* Distracting Her - Sometimes, I can distract Pamela by gasping and turning my gaze to the next step in whatever we are doing. I have also succeeded by using declarative language to switch topics completely. In this case, I started talking about the need to stir the batter thoroughly until all the dry ingredients to become wet. Later, Pamela was stuck on her, "You must . . . " prompt. We had just added the pecans, so I asked her about her preference on how to say this nut, "Pamela, do you prefer PEE-can or pe-CAHN?" She persisted, so I added, "You must . . . eat . . . PECAAAHHNNNSSS!"

* Saying the Wrong Thing - I often say something wrong to encourage flexibility. She was stuck on the "You must" train, so I said, "Eat spinach." She prompted, "You must be" and I returned, "29!" We have been doing this for years, so she loves when I say the wrong things.

* Reacting to Her Script Twists - Sometimes, she twists her own script as a joke. This time, she said, "You must be 18 to . . ." while reaching for a utensil. She paused and glanced at me to see my reaction when she sneakily added, "die". Pamela is about the happiest person you will ever meet and not morbid about death. I think she was trying to surprise me with something entirely unexpected. I exaggerated my reaction by covering my mouth and said, "Nooooo! We don't want that to happen. You made a joke! That was a joke!" Then she confirmed it by saying, "Only to order!"

3 comments:

Sonya said...

Oh, how well I can relate to Scriptland! Thanks for the reminders of how to keep our sanity.

One thing we've been doing lately is addressing the script head-on by saying, "We've already talked about that. Now let's talk about something else." Which works sometimes, but other times triggers the follow-up script line, "You mean it's a routine?" Sigh. We get sucked in when we're not looking, don't we?

Karla Akins said...

Awesome. You have such a plethora of info on your site! I love it. Thanks for visiting my blog! And yes, the sneakers do look wonderful!

For my boys it's articulation that is a problem. But if I ever have a child with echolalia, I would certainly want your site at my fingertips. There is just wonderful information there!

I would love some tips on how to re-direct my stubborn sons when they get stuck on being upset. Today we went to the forest, and one of them was very, very angry that he didn't have a bug container like some of the other kids. He would not quit saying it over and over again and began to pick at his brother and hit a tree, etc. Finally I told him if he didn't stop saying it, he was going to write it. Then he disolved into tears.

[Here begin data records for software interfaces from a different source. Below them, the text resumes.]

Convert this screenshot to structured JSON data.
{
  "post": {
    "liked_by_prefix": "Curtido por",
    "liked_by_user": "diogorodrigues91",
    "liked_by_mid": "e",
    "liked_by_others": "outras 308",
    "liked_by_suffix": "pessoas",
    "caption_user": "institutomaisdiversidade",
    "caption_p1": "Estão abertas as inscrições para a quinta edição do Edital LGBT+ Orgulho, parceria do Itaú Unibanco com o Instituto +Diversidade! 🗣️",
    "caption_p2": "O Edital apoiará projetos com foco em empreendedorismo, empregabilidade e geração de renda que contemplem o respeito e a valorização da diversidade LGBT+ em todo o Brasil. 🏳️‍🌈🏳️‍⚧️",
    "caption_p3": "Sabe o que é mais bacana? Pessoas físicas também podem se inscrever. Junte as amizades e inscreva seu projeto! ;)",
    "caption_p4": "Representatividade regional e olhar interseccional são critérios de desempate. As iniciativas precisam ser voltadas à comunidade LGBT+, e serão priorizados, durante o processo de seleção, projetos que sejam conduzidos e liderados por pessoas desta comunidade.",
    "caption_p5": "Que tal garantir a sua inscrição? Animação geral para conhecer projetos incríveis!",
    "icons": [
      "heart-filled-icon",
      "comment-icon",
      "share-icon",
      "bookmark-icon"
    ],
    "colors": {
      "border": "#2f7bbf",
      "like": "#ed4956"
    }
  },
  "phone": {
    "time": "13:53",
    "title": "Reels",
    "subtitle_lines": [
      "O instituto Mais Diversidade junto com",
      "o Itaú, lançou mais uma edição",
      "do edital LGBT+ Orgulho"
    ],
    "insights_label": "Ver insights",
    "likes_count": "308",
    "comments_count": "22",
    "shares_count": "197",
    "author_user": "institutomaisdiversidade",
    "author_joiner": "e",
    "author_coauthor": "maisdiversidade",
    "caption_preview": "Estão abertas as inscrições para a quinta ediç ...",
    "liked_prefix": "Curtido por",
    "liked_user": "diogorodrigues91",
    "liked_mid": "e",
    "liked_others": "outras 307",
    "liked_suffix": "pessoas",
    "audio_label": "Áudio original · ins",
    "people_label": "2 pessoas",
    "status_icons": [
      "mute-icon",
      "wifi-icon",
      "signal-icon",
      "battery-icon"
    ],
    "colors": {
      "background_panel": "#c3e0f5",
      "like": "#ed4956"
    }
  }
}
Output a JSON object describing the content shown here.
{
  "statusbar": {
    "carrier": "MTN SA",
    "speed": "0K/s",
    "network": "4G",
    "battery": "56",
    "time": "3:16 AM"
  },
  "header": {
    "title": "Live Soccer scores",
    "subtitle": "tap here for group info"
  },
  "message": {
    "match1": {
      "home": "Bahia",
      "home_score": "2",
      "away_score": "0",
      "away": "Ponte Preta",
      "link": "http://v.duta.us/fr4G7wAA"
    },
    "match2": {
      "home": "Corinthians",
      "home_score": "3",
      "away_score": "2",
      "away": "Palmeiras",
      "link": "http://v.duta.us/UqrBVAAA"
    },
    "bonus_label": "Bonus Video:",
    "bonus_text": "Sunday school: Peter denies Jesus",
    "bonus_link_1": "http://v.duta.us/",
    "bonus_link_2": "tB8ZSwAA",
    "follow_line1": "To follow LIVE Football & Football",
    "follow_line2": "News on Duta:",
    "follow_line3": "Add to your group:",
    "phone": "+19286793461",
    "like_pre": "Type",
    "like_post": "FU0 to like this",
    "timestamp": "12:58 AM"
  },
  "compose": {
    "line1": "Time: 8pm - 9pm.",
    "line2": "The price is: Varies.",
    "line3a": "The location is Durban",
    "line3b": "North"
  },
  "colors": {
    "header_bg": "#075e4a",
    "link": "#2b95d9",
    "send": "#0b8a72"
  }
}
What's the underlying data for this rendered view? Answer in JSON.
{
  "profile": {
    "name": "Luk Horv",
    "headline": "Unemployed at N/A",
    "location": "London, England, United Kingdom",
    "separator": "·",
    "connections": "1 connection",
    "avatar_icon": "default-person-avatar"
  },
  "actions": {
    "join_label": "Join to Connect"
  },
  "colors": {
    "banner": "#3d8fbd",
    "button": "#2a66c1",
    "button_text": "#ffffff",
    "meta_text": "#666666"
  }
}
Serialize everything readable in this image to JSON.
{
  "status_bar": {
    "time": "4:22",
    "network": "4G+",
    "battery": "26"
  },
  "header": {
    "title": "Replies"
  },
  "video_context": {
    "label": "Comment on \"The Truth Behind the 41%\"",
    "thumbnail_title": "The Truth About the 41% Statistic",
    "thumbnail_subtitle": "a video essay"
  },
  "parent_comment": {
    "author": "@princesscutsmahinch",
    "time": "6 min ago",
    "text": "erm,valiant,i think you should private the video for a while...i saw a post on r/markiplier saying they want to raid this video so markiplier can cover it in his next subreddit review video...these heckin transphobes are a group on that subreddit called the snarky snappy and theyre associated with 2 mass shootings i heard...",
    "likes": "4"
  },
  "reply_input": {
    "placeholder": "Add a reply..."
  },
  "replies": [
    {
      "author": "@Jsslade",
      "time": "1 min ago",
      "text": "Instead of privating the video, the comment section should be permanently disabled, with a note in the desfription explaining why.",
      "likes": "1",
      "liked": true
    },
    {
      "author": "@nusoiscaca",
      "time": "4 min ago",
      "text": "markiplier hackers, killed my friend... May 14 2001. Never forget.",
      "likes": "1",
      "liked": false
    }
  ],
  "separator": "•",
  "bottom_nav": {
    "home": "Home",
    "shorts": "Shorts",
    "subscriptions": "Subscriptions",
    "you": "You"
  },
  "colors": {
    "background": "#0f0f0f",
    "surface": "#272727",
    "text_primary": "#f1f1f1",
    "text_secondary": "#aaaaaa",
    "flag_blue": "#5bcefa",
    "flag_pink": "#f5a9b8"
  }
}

Every day is a challenge!

What would you have done? Redirecting doesn't work, btw, they are little brick walls stuck in mortar when it comes to an issue!

God Bless!
Karla
http://homeschoolblogger.com/karlakayakins

The Glasers said...

Sonya,
I can use all the tips I can get! We call nagging, but identifying it as nagging does not help. She has found ways to hint at the topic, then wag her finger at me and say, "No nagging!"

Karla,

One thing I would probably do is hand Pamela a piece of paper and at the top write, "Shopping List", and have her put "bug container" and anything else she can think of at the moment. I am not into instant gratification, but I might say to her, "I will help you get calm. If you calm down, I will take you shopping as soon as we are finished and we will buy the bug container."

When she is upset and when she was younger, we found sensory integration techniques to calm her (spinning her worked best). Today, she is too big for me to spin, but she regulates herself well. Now, I will ask her to breathe, and we will breathe deeply together. I am not a fan of scripts, but, in this case, I might launch one of her favorites to help teach her how to change her thoughts and cheer up. Yes, I will hazard a trip into scriptland if it means avoiding an ugly scene--a choice between the lesser of two evils, LOL! If I know we are going into a stressful situation, I might bring one of those small, squishy balls to squeeze tightly.